According to a recent study,truck drivers, who generally work long hours in a job that requires heightened focus, have a higher rate of mind altering drug use. Although many truck drivers admit to using alcohol on the job, it is estimated that nearly thirty (30) percent of drivers have also utilized controlled substances while operating their commercial vehicles.
According to the Federal Motor Carrier Safety Administration,each year nearly 88,000 people are injured as a result of large truck crashes, and many of these crashes result from excessive fatigue and impairment due to drugs or alcohol. Whether taken as a coping mechanism to overcome poor working conditions or as a stimulant to fight fatigue, truck drivers may turn to the following substances:
While alcohol and marijuana actually work to increase fatigue and decrease focus on the road, many truck drivers turn to cocaine and certain amphetamines to increase their focus and fight fatigue. However, both the long and short-term side effects of these drugs can lead to the following symptoms:
Almost nothing presents more of a danger to those who share the road with large truck drivers than a combination of these symptoms. Hallucinations, changes in perception, dizziness, and decreased reaction time can lead to potentially fatal truck accidents.
If you or a loved one has been involved in a truck, semi-truck, tractor-trailer, or similar commercial vehicle accident and believe drugs and/or alcohol may have contributed to its cause, be sure to contact an experienced national truck accident law firm. Contracting truck accident lawyers can greatly increase your chance of receiving compensation, as they are familiar with the strict federal drug and health regulations applicable to the truck driving industry.
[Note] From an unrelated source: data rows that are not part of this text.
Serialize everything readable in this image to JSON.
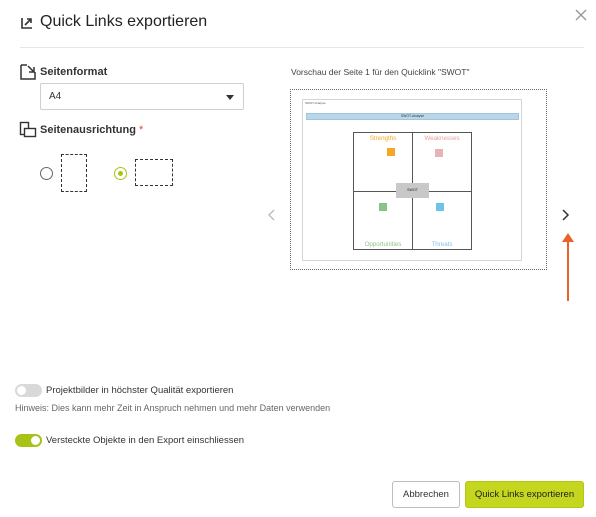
{
  "dialog": {
    "title": "Quick Links exportieren",
    "close_icon": "close-icon"
  },
  "settings": {
    "format_label": "Seitenformat",
    "format_icon": "page-format-icon",
    "format_value": "A4",
    "orientation_label": "Seitenausrichtung",
    "orientation_required_mark": "*",
    "orientation_icon": "page-orientation-icon",
    "orientations": [
      {
        "name": "portrait",
        "selected": false
      },
      {
        "name": "landscape",
        "selected": true
      }
    ]
  },
  "preview": {
    "label": "Vorschau der Seite 1 für den Quicklink \"SWOT\"",
    "prev_icon": "chevron-left-icon",
    "next_icon": "chevron-right-icon",
    "page": {
      "small_title": "SWOT-Analyse",
      "bar_title": "SWOT-Analyse",
      "center_label": "SWOT",
      "quadrants": [
        {
          "label": "Strengths",
          "color": "#f5a623",
          "square": "#f5a623"
        },
        {
          "label": "Weaknesses",
          "color": "#e6a0a0",
          "square": "#e6b4b4"
        },
        {
          "label": "Opportunities",
          "color": "#8cc38c",
          "square": "#88c488"
        },
        {
          "label": "Threats",
          "color": "#7ec3e6",
          "square": "#6ec4e8"
        }
      ]
    }
  },
  "options": {
    "hq_images": {
      "label": "Projektbilder in höchster Qualität exportieren",
      "enabled": false
    },
    "hint": "Hinweis: Dies kann mehr Zeit in Anspruch nehmen und mehr Daten verwenden",
    "hidden_objects": {
      "label": "Versteckte Objekte in den Export einschliessen",
      "enabled": true
    }
  },
  "buttons": {
    "cancel": "Abbrechen",
    "export": "Quick Links exportieren"
  },
  "colors": {
    "accent": "#c4d71e",
    "toggle_on": "#a8c316",
    "annotation_arrow": "#e8632a"
  }
}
The attorneys at McEwen & Kestner are the nation’s leading truck injury lawyers, with a reputation for success representing clients injured in drug related trucking accidents. For questions about your truck accident, contact their Minnesota office today for a FREE, no-risk consultation at (800) 732-3070.